The purpose of this thesis is to examine the practise of governing migrant schools, and to investigate the underlying rationalities behind the governance of education for migrant children, as well as to analyze the extent to which the governance of access to education for migrant children makes it possible to accommodate their future educational needs.
Drawing on two months‘ research in a government-minban migrant school in the Songjiang district of Shanghai, the data demonstrates that the current policy on governing migrant schools has without doubt provided a better education setting for migrant children, as these children are now supported by an annual subsidy, exempted from tuition fees, and given access to a more standardized curriculum. However, when compared to local public schools, the current situation still reveals marginality in terms of the education of migrant children.
By using governmentality theory, I seek to explain Shanghai‘s current governance of education for migrant children through the analytical lens of subjectification, rationality and form of technology. The study suggests that the emergence of issues such as securing China‘s future human resources and China‘s changing attitude towards migrants has highlighted the importance of providing education for migrant children. Following these rationales, the current practises regarding the provision of education for migrant children lie somewhere between supporting (through subsidy and regulation of migrant schools, as well as the promotion of vocational schools) and restricting (via the continued implementation of China‘s National College Entrance Examination (NCEE)).

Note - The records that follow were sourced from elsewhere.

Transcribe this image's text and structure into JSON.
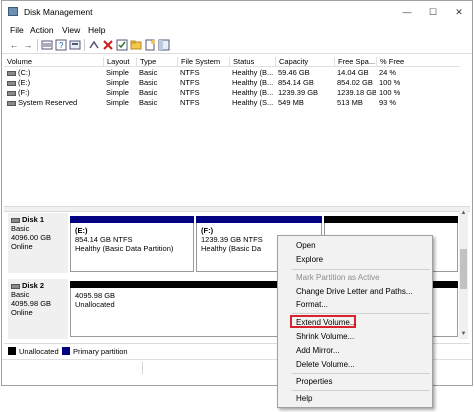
{
  "window": {
    "title": "Disk Management",
    "controls": {
      "minimize": "—",
      "maximize": "☐",
      "close": "✕"
    }
  },
  "menubar": [
    "File",
    "Action",
    "View",
    "Help"
  ],
  "toolbar": {
    "icons": [
      "back-arrow-icon",
      "forward-arrow-icon",
      "volume-list-icon",
      "help-icon",
      "properties-icon",
      "connect-icon",
      "delete-icon",
      "check-icon",
      "folder-icon",
      "new-icon",
      "panel-icon"
    ]
  },
  "volume_table": {
    "columns": [
      "Volume",
      "Layout",
      "Type",
      "File System",
      "Status",
      "Capacity",
      "Free Spa...",
      "% Free"
    ],
    "rows": [
      [
        "(C:)",
        "Simple",
        "Basic",
        "NTFS",
        "Healthy (B...",
        "59.46 GB",
        "14.04 GB",
        "24 %"
      ],
      [
        "(E:)",
        "Simple",
        "Basic",
        "NTFS",
        "Healthy (B...",
        "854.14 GB",
        "854.02 GB",
        "100 %"
      ],
      [
        "(F:)",
        "Simple",
        "Basic",
        "NTFS",
        "Healthy (B...",
        "1239.39 GB",
        "1239.18 GB",
        "100 %"
      ],
      [
        "System Reserved",
        "Simple",
        "Basic",
        "NTFS",
        "Healthy (S...",
        "549 MB",
        "513 MB",
        "93 %"
      ]
    ]
  },
  "disks": [
    {
      "name": "Disk 1",
      "type": "Basic",
      "size": "4096.00 GB",
      "state": "Online",
      "partitions": [
        {
          "title": "(E:)",
          "size": "854.14 GB NTFS",
          "status": "Healthy (Basic Data Partition)"
        },
        {
          "title": "(F:)",
          "size": "1239.39 GB NTFS",
          "status": "Healthy (Basic Da"
        }
      ]
    },
    {
      "name": "Disk 2",
      "type": "Basic",
      "size": "4095.98 GB",
      "state": "Online",
      "partitions": [
        {
          "title": "4095.98 GB",
          "status": "Unallocated"
        }
      ]
    }
  ],
  "legend": {
    "unallocated": {
      "label": "Unallocated",
      "color": "#000000"
    },
    "primary": {
      "label": "Primary partition",
      "color": "#000080"
    }
  },
  "context_menu": {
    "items": [
      {
        "label": "Open",
        "enabled": true
      },
      {
        "label": "Explore",
        "enabled": true
      },
      {
        "label": "Mark Partition as Active",
        "enabled": false
      },
      {
        "label": "Change Drive Letter and Paths...",
        "enabled": true
      },
      {
        "label": "Format...",
        "enabled": true
      },
      {
        "label": "Extend Volume...",
        "enabled": true,
        "highlighted": true
      },
      {
        "label": "Shrink Volume...",
        "enabled": true
      },
      {
        "label": "Add Mirror...",
        "enabled": true
      },
      {
        "label": "Delete Volume...",
        "enabled": true
      },
      {
        "label": "Properties",
        "enabled": true
      },
      {
        "label": "Help",
        "enabled": true
      }
    ],
    "highlight_color": "#d9232f"
  }
}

Nevertheless, under the current wave of decentralization, each locality comes with its own concerns, which makes the practise of governing education for migrant children more varied than ever. Thus, under the current situation migrant children are still left with limited options for accessing education in urban areas.